At this time of year, you may be contemplating New Year’s resolutions to finish writing projects and send out more work to publishers. This true-life vignette by a regular contributor to Reiter’s Block is both timely and a poignant reminder that our creative egos are not the center of everyone’s universe. Spinning storylines from small details is great between the pages of a book, but sometimes this aspect of our minds makes us miss what’s really happening in a relationship.
The First of the Year
by Donal Mahoney
Anyone who has had poetry published by an editor over the years has a relationship with that editor whether one knows it or not.
Sometimes the relationship is lukewarm, other times bordering on friendship, occasionally deep. Over time, writer and the editor notice mannerisms in each other that are often never discussed since these insights have nothing to do with the work and time may be important to one or both. That’s happened to me with editors over the years but never with such impact as happened in an incident that occurred not long ago.
This editor has accepted my work on a regular basis and has kept his distance, a safe place to be for anyone dealing with writers, most of whom know how good they are. Every once in awhile, however, he would tell me that my writing reminded him of some author I had never read. I had always heard of the authors, some of them alive, others recently dead, all very good writers by the standards of this era. He would usually recommend a book or two by each author that he would say I should read. This was the only time he would border on the imperative. Otherwise he would sound as if he had been reading The New Yorker since birth.
This kind of response from an otherwise detached but intelligent editor is invigorating. To be compared to a good writer one has never read has a double benefit: One must be writing some things well. And one must not be subliminally plagiarizing the style of the author mentioned since he has never read him or her.
In the last couple of months, however, this meticulous editor hasn’t published a new issue, something he has done every month in the years since I first encountered his site. I had no idea what might be the matter. Stranger still, I had heard nothing from him and he was always one to respond.
I began thinking that maybe his failure to write might have had something to do with the last two pieces I had sent him. The content of both would be politically incorrect in his eyes but not in mine. I sent the pieces because it’s good at times to get a reaction from someone whose taste you admire but who may not agree with you on the issues of the day or on the bigger issues of life.
Not hearing from him on the controversial pieces, I decided to send him a short story and a poem I thought he would like. Not too hot, not too cold, perhaps just right. Maybe he needed copy. Maybe for some odd reason submissions to his site were down.
A week later he wrote back and apologized for the delay in getting back to me. He said he liked the work I had just sent, did not mention the controversial pieces, and added that he would be putting his site on hiatus till “after the first of the year.” Then he said, almost as a casual afterword, that he could not recall if he had told me that he has Stage 4 cancer. The email ended on that note.
No, he had not told me that tremulous fact and I mentioned that in my reply.

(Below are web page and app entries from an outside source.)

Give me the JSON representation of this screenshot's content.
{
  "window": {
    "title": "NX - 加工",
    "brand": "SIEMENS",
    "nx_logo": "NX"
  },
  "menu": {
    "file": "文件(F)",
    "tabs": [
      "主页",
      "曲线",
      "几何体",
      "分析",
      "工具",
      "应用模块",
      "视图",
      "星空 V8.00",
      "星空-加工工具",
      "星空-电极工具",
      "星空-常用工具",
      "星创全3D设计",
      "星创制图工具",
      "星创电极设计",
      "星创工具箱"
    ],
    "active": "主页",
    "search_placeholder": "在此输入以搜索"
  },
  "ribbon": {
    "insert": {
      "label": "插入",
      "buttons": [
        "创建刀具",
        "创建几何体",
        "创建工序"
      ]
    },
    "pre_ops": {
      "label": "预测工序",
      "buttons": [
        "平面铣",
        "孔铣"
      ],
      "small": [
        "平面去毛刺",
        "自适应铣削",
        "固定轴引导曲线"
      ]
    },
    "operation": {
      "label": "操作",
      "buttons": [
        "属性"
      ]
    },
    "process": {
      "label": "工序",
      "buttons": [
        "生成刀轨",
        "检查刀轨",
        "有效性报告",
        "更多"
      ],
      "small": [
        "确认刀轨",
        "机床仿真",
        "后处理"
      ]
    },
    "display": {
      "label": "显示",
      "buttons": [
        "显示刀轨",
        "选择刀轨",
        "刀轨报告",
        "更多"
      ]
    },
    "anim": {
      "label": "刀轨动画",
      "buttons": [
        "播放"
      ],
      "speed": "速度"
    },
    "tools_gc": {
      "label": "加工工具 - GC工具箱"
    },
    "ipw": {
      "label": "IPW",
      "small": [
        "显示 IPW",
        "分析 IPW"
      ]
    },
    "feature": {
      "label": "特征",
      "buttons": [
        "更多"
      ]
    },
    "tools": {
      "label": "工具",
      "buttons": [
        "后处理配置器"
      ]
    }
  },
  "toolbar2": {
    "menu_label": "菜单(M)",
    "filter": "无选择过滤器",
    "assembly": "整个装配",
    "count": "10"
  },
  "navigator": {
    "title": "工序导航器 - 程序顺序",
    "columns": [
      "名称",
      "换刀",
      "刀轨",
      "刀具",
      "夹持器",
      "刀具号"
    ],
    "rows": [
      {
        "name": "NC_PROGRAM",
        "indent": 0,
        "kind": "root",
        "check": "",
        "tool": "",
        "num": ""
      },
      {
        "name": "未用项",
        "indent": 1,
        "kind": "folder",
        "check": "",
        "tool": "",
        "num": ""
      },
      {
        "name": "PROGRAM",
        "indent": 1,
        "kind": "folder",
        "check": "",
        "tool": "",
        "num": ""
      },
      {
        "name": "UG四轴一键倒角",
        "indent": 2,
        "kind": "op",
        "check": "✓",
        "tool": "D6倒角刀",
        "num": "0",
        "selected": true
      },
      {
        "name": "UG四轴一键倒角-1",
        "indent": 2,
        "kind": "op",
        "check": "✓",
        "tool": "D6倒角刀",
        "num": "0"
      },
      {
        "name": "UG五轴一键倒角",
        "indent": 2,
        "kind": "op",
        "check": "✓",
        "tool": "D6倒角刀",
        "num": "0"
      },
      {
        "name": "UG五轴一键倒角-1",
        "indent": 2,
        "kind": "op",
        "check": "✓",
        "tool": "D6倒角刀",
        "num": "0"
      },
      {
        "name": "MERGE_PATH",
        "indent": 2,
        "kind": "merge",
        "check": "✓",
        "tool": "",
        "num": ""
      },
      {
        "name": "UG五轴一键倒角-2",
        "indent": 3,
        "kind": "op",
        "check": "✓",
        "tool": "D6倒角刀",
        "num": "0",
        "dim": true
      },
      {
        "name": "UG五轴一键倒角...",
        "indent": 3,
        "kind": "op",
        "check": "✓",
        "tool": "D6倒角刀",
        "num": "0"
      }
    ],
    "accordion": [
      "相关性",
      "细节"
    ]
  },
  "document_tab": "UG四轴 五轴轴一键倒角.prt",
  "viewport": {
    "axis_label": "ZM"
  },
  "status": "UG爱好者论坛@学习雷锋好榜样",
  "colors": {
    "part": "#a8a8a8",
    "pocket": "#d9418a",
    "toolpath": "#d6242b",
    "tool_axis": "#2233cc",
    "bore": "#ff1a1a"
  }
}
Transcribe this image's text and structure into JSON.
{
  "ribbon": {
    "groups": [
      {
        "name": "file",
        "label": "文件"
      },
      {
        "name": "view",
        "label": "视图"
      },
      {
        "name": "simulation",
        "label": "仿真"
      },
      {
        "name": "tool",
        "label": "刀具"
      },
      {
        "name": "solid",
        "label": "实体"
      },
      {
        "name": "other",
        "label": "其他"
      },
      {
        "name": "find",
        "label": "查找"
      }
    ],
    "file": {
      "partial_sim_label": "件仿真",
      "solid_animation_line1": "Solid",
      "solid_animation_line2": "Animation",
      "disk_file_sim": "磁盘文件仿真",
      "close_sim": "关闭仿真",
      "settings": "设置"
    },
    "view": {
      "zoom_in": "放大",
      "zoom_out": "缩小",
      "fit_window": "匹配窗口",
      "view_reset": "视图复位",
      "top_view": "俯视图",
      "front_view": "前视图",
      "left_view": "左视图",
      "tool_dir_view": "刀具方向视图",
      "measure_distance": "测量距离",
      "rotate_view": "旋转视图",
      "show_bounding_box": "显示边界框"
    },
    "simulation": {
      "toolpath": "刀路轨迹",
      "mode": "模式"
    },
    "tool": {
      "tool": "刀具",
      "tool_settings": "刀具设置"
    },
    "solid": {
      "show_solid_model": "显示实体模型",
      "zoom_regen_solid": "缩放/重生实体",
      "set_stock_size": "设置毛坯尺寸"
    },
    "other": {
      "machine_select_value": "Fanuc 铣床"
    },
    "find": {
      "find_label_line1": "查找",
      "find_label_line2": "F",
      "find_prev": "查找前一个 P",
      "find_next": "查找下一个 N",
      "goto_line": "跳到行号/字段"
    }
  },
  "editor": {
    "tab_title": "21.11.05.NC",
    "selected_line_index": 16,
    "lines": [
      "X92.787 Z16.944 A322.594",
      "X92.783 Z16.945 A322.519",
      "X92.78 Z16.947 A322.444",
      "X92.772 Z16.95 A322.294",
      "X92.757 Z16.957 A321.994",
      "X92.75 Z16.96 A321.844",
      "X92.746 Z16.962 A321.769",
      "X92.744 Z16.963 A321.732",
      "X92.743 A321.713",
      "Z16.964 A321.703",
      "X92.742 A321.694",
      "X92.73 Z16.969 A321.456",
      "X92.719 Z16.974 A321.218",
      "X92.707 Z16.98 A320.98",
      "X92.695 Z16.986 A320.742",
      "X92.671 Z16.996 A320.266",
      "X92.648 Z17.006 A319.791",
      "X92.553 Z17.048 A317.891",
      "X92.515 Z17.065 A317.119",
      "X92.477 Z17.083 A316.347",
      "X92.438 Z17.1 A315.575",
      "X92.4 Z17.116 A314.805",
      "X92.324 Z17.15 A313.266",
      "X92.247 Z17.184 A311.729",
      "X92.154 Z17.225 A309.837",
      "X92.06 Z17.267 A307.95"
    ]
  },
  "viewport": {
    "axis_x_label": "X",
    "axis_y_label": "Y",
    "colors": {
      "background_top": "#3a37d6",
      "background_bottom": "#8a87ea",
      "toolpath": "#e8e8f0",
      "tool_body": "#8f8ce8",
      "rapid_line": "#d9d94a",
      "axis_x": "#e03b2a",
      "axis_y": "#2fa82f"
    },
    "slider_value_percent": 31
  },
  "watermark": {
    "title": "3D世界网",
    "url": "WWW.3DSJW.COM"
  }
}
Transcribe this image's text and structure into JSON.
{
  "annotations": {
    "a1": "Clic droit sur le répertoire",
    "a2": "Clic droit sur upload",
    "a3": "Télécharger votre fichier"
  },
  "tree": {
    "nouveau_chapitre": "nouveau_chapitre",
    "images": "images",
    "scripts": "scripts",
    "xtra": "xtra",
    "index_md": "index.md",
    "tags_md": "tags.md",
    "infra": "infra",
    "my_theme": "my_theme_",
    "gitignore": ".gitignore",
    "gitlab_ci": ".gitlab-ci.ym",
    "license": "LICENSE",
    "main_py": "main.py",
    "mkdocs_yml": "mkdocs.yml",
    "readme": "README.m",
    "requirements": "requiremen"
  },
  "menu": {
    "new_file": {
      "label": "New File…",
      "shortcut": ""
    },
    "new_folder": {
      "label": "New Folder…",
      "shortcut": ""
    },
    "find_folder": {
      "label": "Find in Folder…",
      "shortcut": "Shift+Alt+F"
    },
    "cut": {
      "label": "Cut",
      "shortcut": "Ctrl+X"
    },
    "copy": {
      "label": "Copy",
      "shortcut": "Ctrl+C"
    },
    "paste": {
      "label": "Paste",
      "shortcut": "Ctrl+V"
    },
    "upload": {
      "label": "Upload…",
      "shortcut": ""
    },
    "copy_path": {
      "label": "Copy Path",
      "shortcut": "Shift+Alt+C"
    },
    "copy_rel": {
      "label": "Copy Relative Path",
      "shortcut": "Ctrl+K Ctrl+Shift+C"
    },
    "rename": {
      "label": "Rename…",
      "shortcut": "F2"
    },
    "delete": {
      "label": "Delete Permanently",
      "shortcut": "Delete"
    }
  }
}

I took a chance and said that if he ever simply wanted to sound off about something, I’d be happy to hear from him. I knew nothing about him or his life so I might be a safe place, I thought, for him to air whatever goes through the mind of someone with Stage 4 cancer.
So far he has not written back.
It will be hard waiting for the “after” that I hope comes “after the first of the year.”